27 March 2014
Clive Freedman QC and David Lascelles appeared for the successful Defendant in Sax v Tchernoy  EWHC 795 (Comm), instructed by Mischon de Reya. Judgment was handed down by the Commercial Court (Mr Justice Hamblen) on 26 March 2014.
The €50million claims were brought by Mr Sax (an American lawyer and businessman) against his alleged joint venture partner, Mr Tchernoy, a Russian entrepreneur and philanthropist who had achieved considerable success in the aluminium industry. The case concerned whether the English Court had jurisdiction to deal with this case against Mr Tchernoy and in particular whether Mr Sax could show a good arguable case that there was a contract subject to English law.
The dispute related to a proposed project to acquire land and develop a luxury hotel and golf resort in Sardinia.
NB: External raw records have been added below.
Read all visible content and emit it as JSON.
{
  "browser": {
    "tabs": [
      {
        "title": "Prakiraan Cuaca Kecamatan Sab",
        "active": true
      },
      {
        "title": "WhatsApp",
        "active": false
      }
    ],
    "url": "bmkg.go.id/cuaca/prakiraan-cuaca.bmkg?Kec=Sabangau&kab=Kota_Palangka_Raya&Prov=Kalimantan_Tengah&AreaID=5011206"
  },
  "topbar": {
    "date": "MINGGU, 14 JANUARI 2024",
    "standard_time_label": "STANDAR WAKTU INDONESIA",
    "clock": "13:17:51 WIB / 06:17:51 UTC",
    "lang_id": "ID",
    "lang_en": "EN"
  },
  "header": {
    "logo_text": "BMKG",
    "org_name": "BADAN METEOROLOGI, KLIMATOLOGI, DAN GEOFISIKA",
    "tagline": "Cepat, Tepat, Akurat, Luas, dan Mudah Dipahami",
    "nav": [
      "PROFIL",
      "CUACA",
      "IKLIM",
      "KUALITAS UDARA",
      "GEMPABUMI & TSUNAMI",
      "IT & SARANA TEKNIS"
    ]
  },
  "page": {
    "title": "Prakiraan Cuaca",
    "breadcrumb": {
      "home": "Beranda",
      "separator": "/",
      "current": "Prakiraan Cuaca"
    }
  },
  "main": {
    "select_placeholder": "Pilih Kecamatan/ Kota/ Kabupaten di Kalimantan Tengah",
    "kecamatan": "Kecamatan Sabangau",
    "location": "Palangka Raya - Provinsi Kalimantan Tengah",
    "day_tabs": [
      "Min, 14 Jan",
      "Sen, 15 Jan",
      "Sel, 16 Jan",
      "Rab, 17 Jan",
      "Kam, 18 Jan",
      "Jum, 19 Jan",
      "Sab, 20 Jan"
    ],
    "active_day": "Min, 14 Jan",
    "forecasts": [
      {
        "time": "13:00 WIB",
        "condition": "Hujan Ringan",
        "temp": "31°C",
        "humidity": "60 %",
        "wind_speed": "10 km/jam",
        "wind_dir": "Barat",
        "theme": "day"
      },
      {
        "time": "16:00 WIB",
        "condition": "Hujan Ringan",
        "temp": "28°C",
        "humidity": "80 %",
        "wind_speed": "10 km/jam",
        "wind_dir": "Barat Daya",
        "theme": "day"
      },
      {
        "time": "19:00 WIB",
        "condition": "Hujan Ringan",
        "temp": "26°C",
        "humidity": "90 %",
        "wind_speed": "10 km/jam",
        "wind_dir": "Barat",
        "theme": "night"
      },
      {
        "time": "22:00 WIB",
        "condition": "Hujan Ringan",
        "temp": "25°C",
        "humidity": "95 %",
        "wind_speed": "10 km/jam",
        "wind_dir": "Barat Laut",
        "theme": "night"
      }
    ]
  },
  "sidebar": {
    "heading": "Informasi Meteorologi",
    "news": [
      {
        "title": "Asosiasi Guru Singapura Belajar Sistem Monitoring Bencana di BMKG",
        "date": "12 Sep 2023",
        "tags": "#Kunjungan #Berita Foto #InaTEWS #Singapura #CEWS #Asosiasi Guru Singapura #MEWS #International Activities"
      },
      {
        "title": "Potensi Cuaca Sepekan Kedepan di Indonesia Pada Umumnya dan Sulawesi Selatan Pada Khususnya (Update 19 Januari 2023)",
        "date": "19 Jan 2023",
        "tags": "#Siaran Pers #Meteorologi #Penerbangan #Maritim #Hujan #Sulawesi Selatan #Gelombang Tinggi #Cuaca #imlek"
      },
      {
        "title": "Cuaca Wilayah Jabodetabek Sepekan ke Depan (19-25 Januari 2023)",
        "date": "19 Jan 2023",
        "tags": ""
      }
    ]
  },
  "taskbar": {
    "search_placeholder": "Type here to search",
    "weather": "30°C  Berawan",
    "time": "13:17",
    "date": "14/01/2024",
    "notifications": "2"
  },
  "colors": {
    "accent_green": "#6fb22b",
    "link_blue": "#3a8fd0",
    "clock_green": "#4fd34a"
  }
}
The parties had signed a Memorandum of Understanding. The Commercial Court found that there was no jurisdiction because there was no binding contract: there was no intention to create legal relations and any contract would have been too uncertain to be enforceable. The Court also found that Mr Sax could not establish any losses and would not have permitted a case to go forward on the basis of nominal damages.
Mr Sax’s claim that English law governed was also rejected. The decision is the first to consider whether a choice of law can be inferred from an express choice in a draft (rather than concluded) related agreement.
In the context of CIS related litigation based on putative joint ventures, the case is an interesting demonstration of the approach of the Court to contested evidence of whether there was a concluded contract forming a basis to give jurisdiction to the English Court.
- 27 Mar, 2014
- Posted by Clive Freedman
- 0 Comments